Implementing Finalize methods or destructors can have a negative impact on performance and you should avoid using them unnecessarily. Reclaiming the memory used by objects with Finalize methods requires at least two garbage collections. When the garbage collector performs a collection, it reclaims the memory for inaccessible objects without finalizers. At this time, it cannot collect the inaccessible objects that do have finalizers. Instead, it removes the entries for these objects from the finalization queue and places them in a list of objects marked as ready for finalization. Entries in this list point to the objects in the managed heap that are ready to have their finalization code called. The garbage collector calls the Finalize methods for the objects in this list and then removes the entries from the list. A future garbage collection will determine that the finalized objects are truly garbage because they are no longer pointed to by entries in the list of objects marked as ready for finalization. In this future garbage collection, the objects' memory is actually reclaimed.
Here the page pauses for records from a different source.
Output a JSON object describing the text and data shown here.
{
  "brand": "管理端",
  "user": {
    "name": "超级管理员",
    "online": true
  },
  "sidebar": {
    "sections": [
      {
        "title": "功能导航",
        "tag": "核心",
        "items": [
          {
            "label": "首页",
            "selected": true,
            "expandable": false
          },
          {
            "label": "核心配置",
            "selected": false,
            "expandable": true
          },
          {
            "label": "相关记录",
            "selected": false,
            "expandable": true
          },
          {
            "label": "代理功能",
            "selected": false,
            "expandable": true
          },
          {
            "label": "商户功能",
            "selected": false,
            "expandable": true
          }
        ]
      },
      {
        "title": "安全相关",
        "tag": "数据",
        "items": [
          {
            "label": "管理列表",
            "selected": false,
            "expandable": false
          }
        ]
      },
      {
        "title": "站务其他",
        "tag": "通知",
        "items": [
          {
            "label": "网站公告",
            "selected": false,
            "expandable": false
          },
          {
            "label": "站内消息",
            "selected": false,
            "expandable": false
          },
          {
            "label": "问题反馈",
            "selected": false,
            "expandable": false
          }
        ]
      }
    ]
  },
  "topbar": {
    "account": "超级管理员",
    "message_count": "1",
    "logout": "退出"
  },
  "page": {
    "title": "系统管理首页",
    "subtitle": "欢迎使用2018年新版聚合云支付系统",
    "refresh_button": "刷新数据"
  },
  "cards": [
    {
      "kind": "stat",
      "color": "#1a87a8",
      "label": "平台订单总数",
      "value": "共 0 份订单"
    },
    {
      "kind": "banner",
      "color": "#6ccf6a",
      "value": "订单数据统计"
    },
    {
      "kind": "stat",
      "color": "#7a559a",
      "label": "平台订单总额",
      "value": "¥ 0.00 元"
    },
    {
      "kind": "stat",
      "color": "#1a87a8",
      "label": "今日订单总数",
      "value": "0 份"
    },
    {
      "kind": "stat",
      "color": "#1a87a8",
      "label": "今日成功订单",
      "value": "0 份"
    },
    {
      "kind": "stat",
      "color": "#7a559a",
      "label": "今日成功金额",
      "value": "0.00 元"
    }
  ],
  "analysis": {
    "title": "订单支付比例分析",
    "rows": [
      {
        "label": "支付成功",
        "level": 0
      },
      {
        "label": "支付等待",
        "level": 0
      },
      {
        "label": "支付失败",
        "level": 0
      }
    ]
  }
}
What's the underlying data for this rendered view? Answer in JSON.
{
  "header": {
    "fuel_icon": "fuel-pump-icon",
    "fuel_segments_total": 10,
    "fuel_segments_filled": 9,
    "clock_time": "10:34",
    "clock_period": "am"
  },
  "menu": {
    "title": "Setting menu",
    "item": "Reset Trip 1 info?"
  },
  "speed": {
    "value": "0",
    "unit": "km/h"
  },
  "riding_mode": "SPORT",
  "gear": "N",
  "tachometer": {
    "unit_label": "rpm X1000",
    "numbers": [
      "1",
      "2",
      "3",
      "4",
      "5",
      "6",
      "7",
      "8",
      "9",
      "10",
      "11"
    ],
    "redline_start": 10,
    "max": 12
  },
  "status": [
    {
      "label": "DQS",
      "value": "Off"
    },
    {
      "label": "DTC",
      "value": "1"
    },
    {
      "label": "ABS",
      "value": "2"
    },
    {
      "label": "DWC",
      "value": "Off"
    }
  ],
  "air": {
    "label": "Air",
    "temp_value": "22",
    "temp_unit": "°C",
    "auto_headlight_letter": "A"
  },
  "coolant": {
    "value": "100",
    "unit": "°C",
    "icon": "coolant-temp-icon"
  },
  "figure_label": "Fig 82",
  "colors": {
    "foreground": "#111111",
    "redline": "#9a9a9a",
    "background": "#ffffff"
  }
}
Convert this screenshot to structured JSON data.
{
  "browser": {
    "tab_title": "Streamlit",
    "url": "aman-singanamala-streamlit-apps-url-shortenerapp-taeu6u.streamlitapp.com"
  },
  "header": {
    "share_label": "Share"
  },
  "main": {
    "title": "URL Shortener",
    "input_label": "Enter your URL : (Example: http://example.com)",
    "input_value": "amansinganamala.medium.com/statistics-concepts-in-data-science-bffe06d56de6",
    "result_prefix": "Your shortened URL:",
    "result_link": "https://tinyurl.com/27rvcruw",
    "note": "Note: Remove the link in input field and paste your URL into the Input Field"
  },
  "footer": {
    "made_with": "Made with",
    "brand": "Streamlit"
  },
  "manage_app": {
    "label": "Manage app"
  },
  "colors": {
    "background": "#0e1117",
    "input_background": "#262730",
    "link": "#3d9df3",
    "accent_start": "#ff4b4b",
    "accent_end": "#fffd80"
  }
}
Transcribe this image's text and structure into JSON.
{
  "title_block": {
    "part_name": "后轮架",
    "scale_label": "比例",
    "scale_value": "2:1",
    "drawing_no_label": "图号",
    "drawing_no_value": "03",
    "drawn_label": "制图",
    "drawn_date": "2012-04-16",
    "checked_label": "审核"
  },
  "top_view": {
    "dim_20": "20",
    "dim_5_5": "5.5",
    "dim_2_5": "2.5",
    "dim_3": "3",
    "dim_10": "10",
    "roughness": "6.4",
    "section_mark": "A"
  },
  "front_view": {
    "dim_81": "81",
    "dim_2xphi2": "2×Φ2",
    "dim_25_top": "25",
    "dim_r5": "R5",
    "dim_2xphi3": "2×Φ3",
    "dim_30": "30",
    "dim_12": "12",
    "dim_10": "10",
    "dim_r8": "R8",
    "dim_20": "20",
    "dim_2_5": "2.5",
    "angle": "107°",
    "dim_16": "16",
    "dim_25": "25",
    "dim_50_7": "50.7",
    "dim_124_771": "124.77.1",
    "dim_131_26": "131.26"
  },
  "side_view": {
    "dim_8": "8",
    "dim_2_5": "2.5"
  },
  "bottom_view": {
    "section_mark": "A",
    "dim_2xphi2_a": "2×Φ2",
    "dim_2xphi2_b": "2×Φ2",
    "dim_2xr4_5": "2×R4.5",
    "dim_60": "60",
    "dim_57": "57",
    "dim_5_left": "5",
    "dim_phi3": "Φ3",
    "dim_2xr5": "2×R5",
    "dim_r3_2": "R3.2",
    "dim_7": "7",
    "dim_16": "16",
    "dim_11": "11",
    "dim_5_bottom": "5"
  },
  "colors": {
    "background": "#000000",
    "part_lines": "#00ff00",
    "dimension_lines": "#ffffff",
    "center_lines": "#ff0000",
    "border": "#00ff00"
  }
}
Note:Finalize is protected and, therefore, is accessible only through this class or a derived class.

Q Difference between Build and Rebuild options in .NET
A. VisualStudio.Net provides us with two options for compiling and creating builds for our application. They are Build Solution and Rebuild Solution options which can be accessed from the Build menu. The differences between these two options are
1. The Build Solution option compiles only those project files and components that have changed since the last build. For example consider that you have two projects Proj1 and Proj2 in your solution MySolution. When you compile the solution using Build Solution option after making some changes to Proj1 only Proj1 will be compiled and built but Proj2 will not be compiled since there are no changes to it.
2. On the other hand the Rebuild Solution option builds all project files and components irrespective of the changes made to them. For example consider that you have two projects Proj1 and Proj2 in your solution MySolution. When you compile the solution using Rebuild Solution option after making some changes to Proj1, both Proj1 and Proj2 will be compiled and built even though there are no changes made to Proj2.

Q. What Is XSD

A The XML Schema definition language (XSD) enables you to define the structure and data types for XML documents